How stress can affect your relationship

Stress is a huge issue and can affect every area of our lives.  It’s an emotion that we can all feel from time to time, particularly in such strange times as these. While stress can affect many different aspects of our lives, our personal relationships can take one of the biggest hits – and it affects men and women across the whole age spectrum.

Are you noticing some of these signs in your relationship? Stress could be a big factor!

Lack of Communication

When our minds are full of worries, carrying out a warm and personal conversation with a loved one can be the last thing on our to-do list. Holding high levels of stress can affect the way we communicate with our partners, making us become more withdrawn and unattentive than usual.

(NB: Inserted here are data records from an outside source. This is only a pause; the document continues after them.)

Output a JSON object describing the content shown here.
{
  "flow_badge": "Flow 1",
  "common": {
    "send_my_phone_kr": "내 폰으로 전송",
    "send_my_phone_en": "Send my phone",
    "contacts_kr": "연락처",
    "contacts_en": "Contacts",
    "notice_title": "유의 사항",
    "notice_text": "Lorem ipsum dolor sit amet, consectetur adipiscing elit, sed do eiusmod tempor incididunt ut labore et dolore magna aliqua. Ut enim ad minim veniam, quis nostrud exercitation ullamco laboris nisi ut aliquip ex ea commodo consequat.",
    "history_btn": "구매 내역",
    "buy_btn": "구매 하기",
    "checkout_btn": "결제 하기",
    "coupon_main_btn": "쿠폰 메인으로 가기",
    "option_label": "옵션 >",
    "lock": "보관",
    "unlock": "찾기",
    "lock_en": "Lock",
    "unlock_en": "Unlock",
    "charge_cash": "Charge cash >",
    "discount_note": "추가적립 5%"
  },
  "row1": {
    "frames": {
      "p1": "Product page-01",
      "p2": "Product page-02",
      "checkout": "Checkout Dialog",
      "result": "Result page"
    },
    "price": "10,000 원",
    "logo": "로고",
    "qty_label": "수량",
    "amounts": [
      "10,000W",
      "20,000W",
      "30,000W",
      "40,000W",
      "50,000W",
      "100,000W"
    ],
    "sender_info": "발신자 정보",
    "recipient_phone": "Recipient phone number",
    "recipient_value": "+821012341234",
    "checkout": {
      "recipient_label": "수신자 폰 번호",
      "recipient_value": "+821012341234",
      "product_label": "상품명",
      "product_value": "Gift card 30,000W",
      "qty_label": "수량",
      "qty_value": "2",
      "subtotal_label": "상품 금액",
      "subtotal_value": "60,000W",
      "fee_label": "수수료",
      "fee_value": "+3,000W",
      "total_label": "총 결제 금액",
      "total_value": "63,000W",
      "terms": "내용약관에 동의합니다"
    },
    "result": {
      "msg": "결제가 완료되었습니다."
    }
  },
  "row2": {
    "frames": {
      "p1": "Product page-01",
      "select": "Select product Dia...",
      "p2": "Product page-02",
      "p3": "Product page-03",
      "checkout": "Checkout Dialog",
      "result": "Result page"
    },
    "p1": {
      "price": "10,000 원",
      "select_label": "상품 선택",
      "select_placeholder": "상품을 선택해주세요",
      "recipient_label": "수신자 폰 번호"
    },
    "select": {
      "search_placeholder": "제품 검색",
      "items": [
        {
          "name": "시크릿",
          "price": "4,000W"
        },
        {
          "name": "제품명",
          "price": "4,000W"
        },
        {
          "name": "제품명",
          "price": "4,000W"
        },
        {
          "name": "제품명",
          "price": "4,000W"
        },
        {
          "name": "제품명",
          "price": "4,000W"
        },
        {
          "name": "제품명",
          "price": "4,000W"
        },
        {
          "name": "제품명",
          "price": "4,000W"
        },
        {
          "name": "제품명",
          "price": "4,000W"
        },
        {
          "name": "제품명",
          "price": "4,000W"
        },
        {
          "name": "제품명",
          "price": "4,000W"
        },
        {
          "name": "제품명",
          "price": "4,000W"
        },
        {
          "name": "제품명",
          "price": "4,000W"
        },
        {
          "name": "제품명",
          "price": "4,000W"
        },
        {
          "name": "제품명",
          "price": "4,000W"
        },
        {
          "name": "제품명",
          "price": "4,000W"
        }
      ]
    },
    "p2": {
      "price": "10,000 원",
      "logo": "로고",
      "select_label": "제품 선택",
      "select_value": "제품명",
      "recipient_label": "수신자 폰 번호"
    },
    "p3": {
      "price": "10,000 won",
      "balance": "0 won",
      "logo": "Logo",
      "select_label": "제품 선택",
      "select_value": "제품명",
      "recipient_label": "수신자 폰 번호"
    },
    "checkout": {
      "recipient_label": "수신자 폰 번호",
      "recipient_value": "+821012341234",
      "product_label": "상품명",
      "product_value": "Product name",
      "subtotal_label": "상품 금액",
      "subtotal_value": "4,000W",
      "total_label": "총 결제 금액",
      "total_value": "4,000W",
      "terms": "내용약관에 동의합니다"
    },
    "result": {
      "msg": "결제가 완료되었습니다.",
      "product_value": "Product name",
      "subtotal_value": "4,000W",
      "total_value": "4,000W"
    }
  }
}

Trying to speak to your partner about your issues could relieve stress.

Lost Sex Drive (Erectile Dysfunction) 

Stress can also cause people to lose their libido and desire for sexual activities, which in men can also lead to erectile dysfunction. Fortunately, there are some very effective and readily available treatments for this, including medication such as Sildenafil.

General Bad Mood

Carrying around stress with us all the time can lead to heightened anxiety and depression if not dealt with quickly, and many stress sufferers are prone to moodiness and temper as they try to internally deal with their stress. Intense emotions can impact our partners’ emotions significantly and cause their mood to lower too.

Poor Performance at Work, Stress Absence or Overwork

While stress impacts on relationships, it can also impact on work, leading to further stress – however it can also become an escape from a stressed-out relationship, masking the real issues and making the overall situation even worse.  By recognising that stress, not relationships or jobs, is often at the heart of the issue, you can begin to tackle each area of your life with a clear head.

Some Ways of Tackling Stress

  • Speak to someone: a friend, partner, doctor who you trust to understand you and give you support.
  • Go for a walk: getting some fresh air will help your general wellbeing, and nature is known to be a natural relaxant.
  • Or maybe a Run? Exercise is proven to release stress and boost mood, along with improving our general health!
  • Writing down your feelings is a great way of internally processing bad emotions. Emotional health is very important but often overlooked in our busy lives.
  • Take a break from what is stressing you, even for just a day. Coming back to it with a fresh mind will do wonders.
  • Meditation is also a fantastic way of dealing with intense feelings, you can find lots of free guided meditations online.

If you find that stress is causing you issues in your everyday life, it’s important to deal with it early on before problems grow. There are lots of organisations you can find online, such as or your GP.